How Search Engines Work
We are always searching for new ways to optimize websites for search engines to crawl them. Countless hours are spent learning about updates on the elusive algorithm or current trends in how many characters your Meta should be. We do this because organic search results are one of the most competitive markets out there. What some people don’t realize is that the search engines really only account for about 0.03% of what is actually on the Internet. This means that 550 million domains are competing each day for the user’s attention in search results. It is important for businesses that are growing on the Internet to understand this because it puts into perspective the amount of work that should go into optimizing a website for the search engines.
The Indexing Process
The Web is made up of 60 trillion individual pages and search engines use what we call “spiders” to crawl each one of them. When each page of a website is crawled, it is categorized by the main keyword it focuses on. Then, the search engines store all of this data in a giant virtual filing cabinet called the index.
From this index, the search engines can rank results for search queries using an algorithm that contains over 200 parameters. All of this sounds pretty technical, but there are even more details to consider, like what search engines can and cannot see!
What Search Engines Can’t See…
Search engines only see text; they don’t read a page like the typical user would. If a page is created and not optimized, there is a chance that a search engine will not be able to see it. Anything that search engines can’t reach is part of the deep web. Below are some examples of this.
- Password-protected pages like online banking logins are not reachable for search engines.
- Form-controlled entries are like roadblocks for search engines. Examples of a form-controlled entries include job applications or contact forms submissions.
- Paywall-controlled entries are similar to form-controlled entries, but you have to pay to access the particular source. Online books or journal may use paywall-controlled entries.
- Pages without hyperlinks can’t be found by search engines.
- Hidden pages like unpublished blog posts are not visible at all to search engines.
- Adobe Flash pages are not search engine-friendly and usually can’t be seen correctly by search engines.
- Images will always need ALT tags for search engines to see them.
- Robots exclusions are ways to intentionally tell search engines to block a page from being indexed. These files can be set up by classifying a page with a “no follow” command.
Can Search Engines See My Site?
After discussing all of this, it may seem like the search engines will never find your site—but have no fear! Thankfully, there are tons of ways you can optimize your pages so that search engines, like Google and Bing, can find you. The following are some best practices for optimization.
- Write for the user, not the search engine. Search engines are looking to please the user, so when they see that your site and content are structured to do so, they give you popularity points.
- Make every page reachable from at least one link. Always provide the user with an outlet for more information by linking to other pages in your content. Also, try to get inbound links from industry-related directories and other reliable sources.

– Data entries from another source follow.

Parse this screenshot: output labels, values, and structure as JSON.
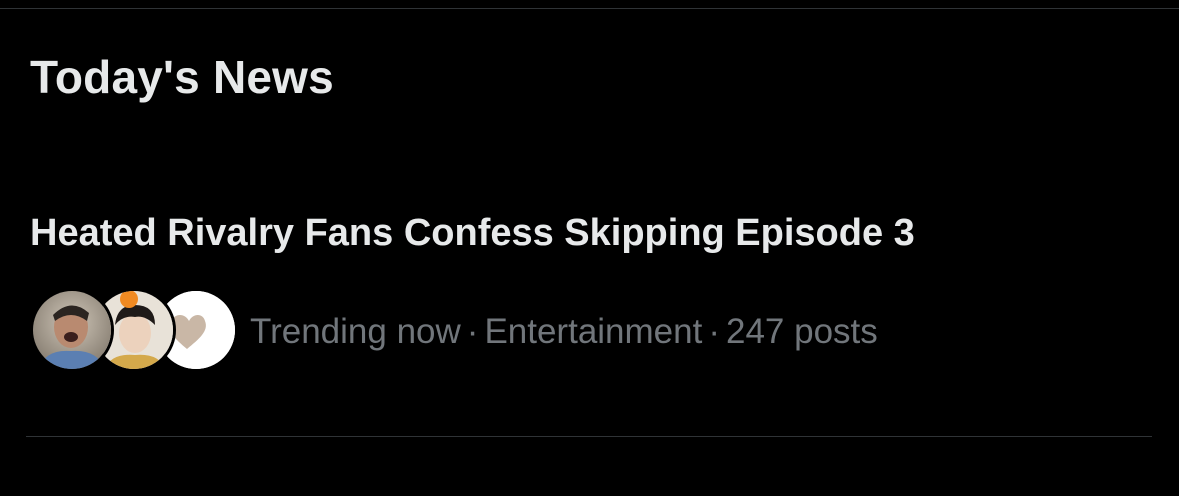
{
  "section": {
    "title": "Today's News"
  },
  "news_item": {
    "headline": "Heated Rivalry Fans Confess Skipping Episode 3",
    "status": "Trending now",
    "category": "Entertainment",
    "post_count": "247 posts",
    "separator": "·",
    "avatars": [
      {
        "name": "avatar-person-1"
      },
      {
        "name": "avatar-person-2"
      },
      {
        "name": "avatar-heart"
      }
    ]
  },
  "colors": {
    "background": "#000000",
    "primary_text": "#e7e9ea",
    "secondary_text": "#71767b",
    "divider": "#2f3336"
  }
}
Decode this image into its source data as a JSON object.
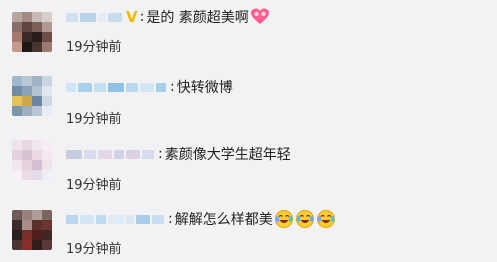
{
  "comments": [
    {
      "separator": ":",
      "content": "是的 素颜超美啊",
      "time": "19分钟前",
      "icons": [
        "verified-v-badge-icon",
        "heart-eyes-emoji-icon"
      ]
    },
    {
      "separator": ":",
      "content": "快转微博",
      "time": "19分钟前",
      "icons": []
    },
    {
      "separator": ":",
      "content": "素颜像大学生超年轻",
      "time": "19分钟前",
      "icons": []
    },
    {
      "separator": ":",
      "content": "解解怎么样都美",
      "time": "19分钟前",
      "icons": [
        "crying-laughing-emoji-icon",
        "crying-laughing-emoji-icon",
        "crying-laughing-emoji-icon"
      ]
    }
  ],
  "colors": {
    "background": "#f2f2f4",
    "text": "#222222",
    "verified_badge": "#f5b800"
  }
}
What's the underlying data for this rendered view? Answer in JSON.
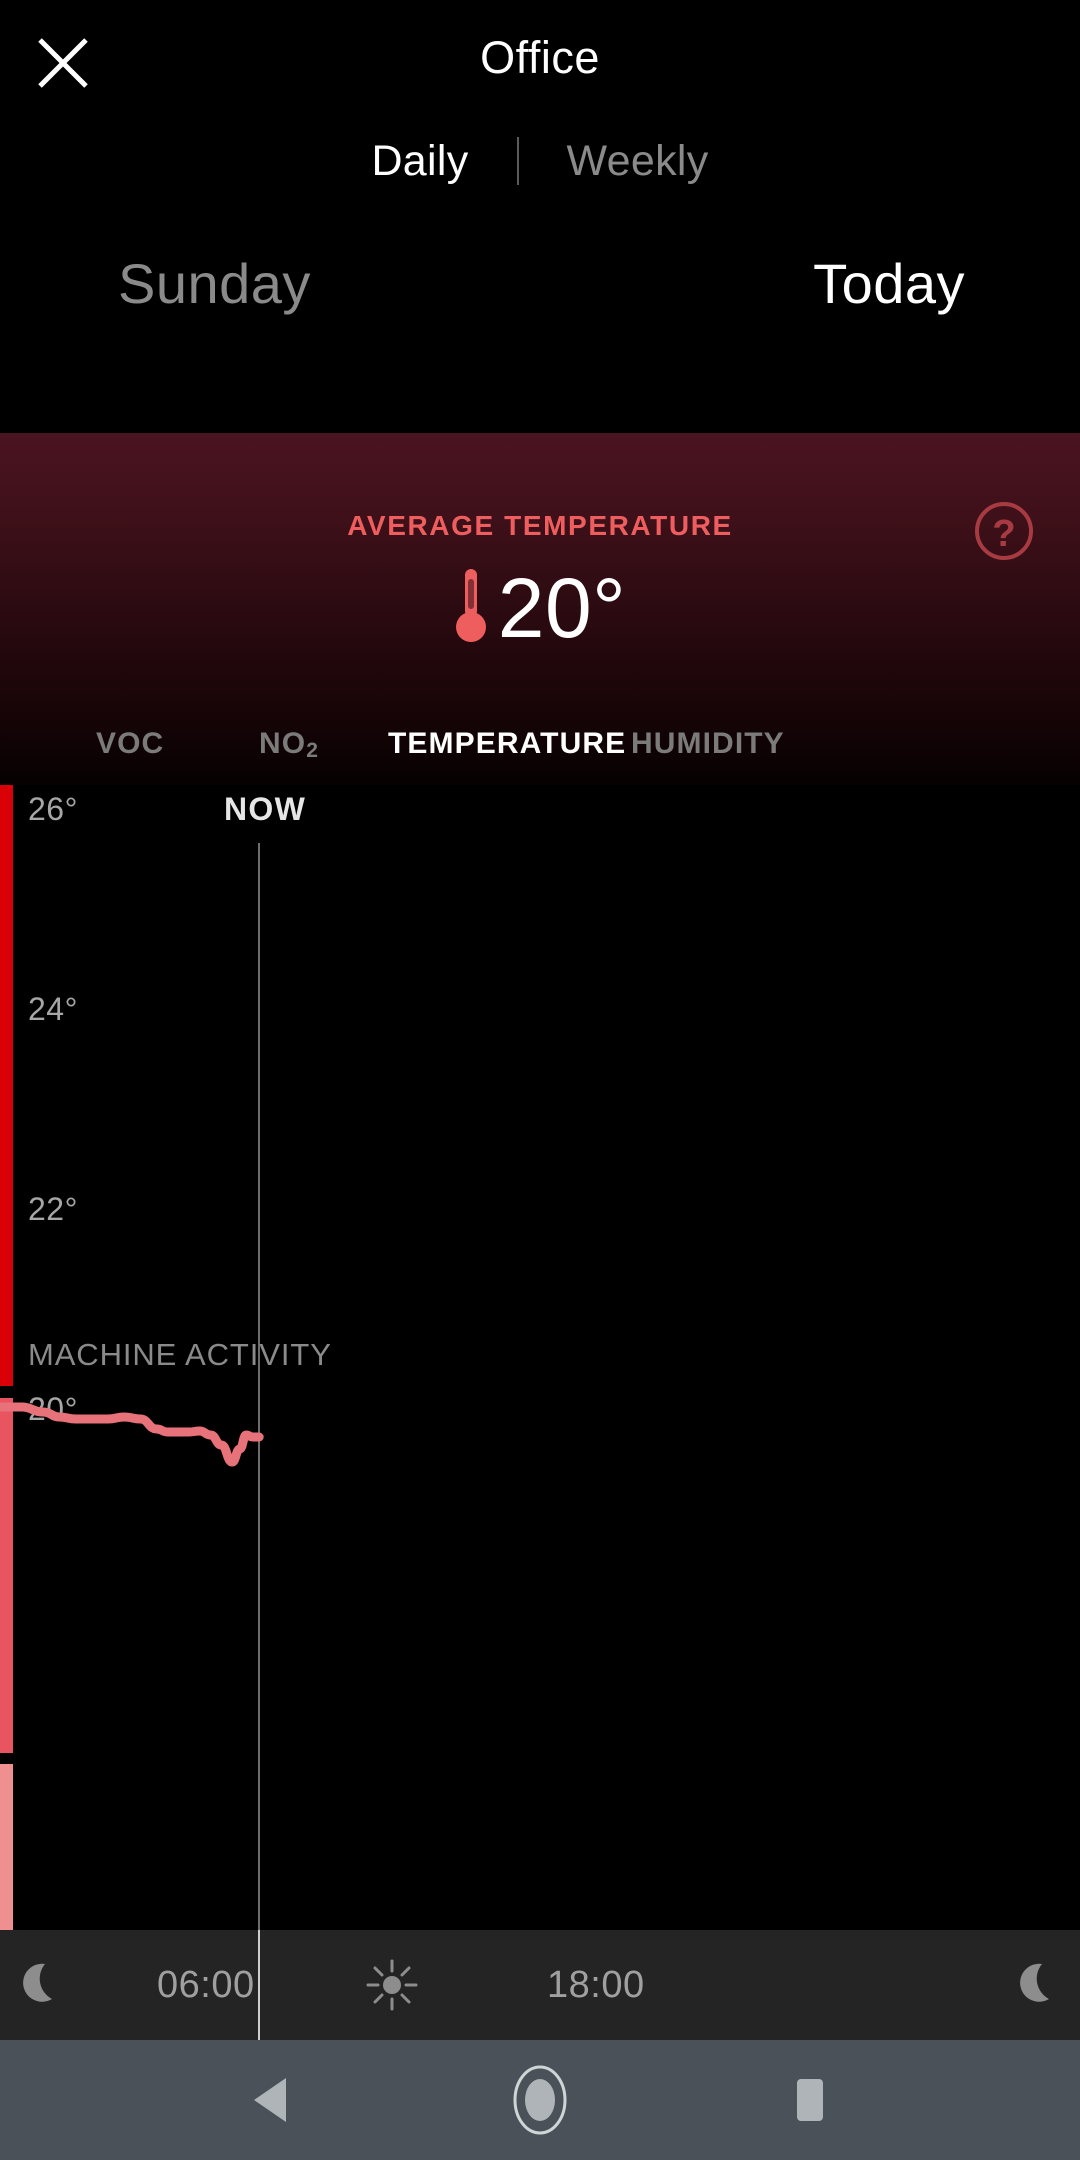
{
  "header": {
    "close_icon": "close-icon",
    "title": "Office",
    "range_tabs": [
      {
        "label": "Daily",
        "active": true
      },
      {
        "label": "Weekly",
        "active": false
      }
    ],
    "days": [
      {
        "label": "Sunday",
        "active": false
      },
      {
        "label": "Today",
        "active": true
      }
    ]
  },
  "banner": {
    "label": "AVERAGE TEMPERATURE",
    "value": "20°",
    "thermometer_icon": "thermometer-icon",
    "help_icon": "help-circle-icon",
    "accent_color": "#ef5e5e",
    "value_color": "#ffffff"
  },
  "metric_tabs": [
    {
      "label": "VOC",
      "active": false
    },
    {
      "label": "NO",
      "sub": "2",
      "active": false
    },
    {
      "label": "TEMPERATURE",
      "active": true
    },
    {
      "label": "HUMIDITY",
      "active": false
    }
  ],
  "chart_data": {
    "type": "line",
    "title": "",
    "xlabel": "",
    "ylabel": "",
    "ylim": [
      19.2,
      26.6
    ],
    "yticks": [
      "26°",
      "24°",
      "22°",
      "20°"
    ],
    "ytick_values": [
      26,
      24,
      22,
      20
    ],
    "grid": false,
    "legend": "none",
    "series": [
      {
        "name": "Temperature",
        "color": "#e8727a",
        "x": [
          0.0,
          0.02,
          0.04,
          0.055,
          0.07,
          0.085,
          0.1,
          0.115,
          0.13,
          0.145,
          0.155,
          0.165,
          0.175,
          0.185,
          0.195,
          0.205,
          0.215,
          0.222,
          0.228,
          0.234,
          0.24
        ],
        "values": [
          20.0,
          20.0,
          19.95,
          19.9,
          19.88,
          19.88,
          19.88,
          19.9,
          19.88,
          19.78,
          19.75,
          19.75,
          19.75,
          19.76,
          19.72,
          19.62,
          19.45,
          19.58,
          19.72,
          19.7,
          19.7
        ]
      }
    ],
    "now_marker": {
      "label": "NOW",
      "x": 0.24
    },
    "machine_activity_label": "MACHINE ACTIVITY",
    "scale_bar": {
      "name": "temperature-scale-bar",
      "segments": [
        {
          "color": "#da0008",
          "from": 0.0,
          "to": 0.525
        },
        {
          "color": "#e8545f",
          "from": 0.535,
          "to": 0.845
        },
        {
          "color": "#ef8f8f",
          "from": 0.855,
          "to": 1.0
        }
      ]
    }
  },
  "timeline": {
    "items": [
      {
        "type": "icon",
        "name": "moon-icon",
        "label": ""
      },
      {
        "type": "time",
        "name": "time-0600",
        "label": "06:00"
      },
      {
        "type": "icon",
        "name": "sun-icon",
        "label": ""
      },
      {
        "type": "time",
        "name": "time-1800",
        "label": "18:00"
      },
      {
        "type": "icon",
        "name": "moon-icon",
        "label": ""
      }
    ]
  },
  "navbar": {
    "back_icon": "back-triangle-icon",
    "home_icon": "home-circle-icon",
    "recents_icon": "recents-square-icon"
  }
}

- Serve up useful information. Focus on one keyword per page and make the content interesting and helpful to the user who would be reading it.
- Use human-friendly URLs. If your URL is clear and correlates with the content on the page, it will be easier for search engines to line up the information. Avoid strange characters as much as possible.
- Update your Meta data. Your Meta description and Meta titles matter. Make sure they are unique, the correct length and directly relate to the content on the corresponding page.
Businesses are competing every day to attract users from organic search results. The most important thing to remember is that search engine optimization is an investment. You must continually perform these best practices and stay up to date with the latest algorithm updates to stay afloat.
If you would like to learn more about what search engine optimization can do for your business, contact Full Media today!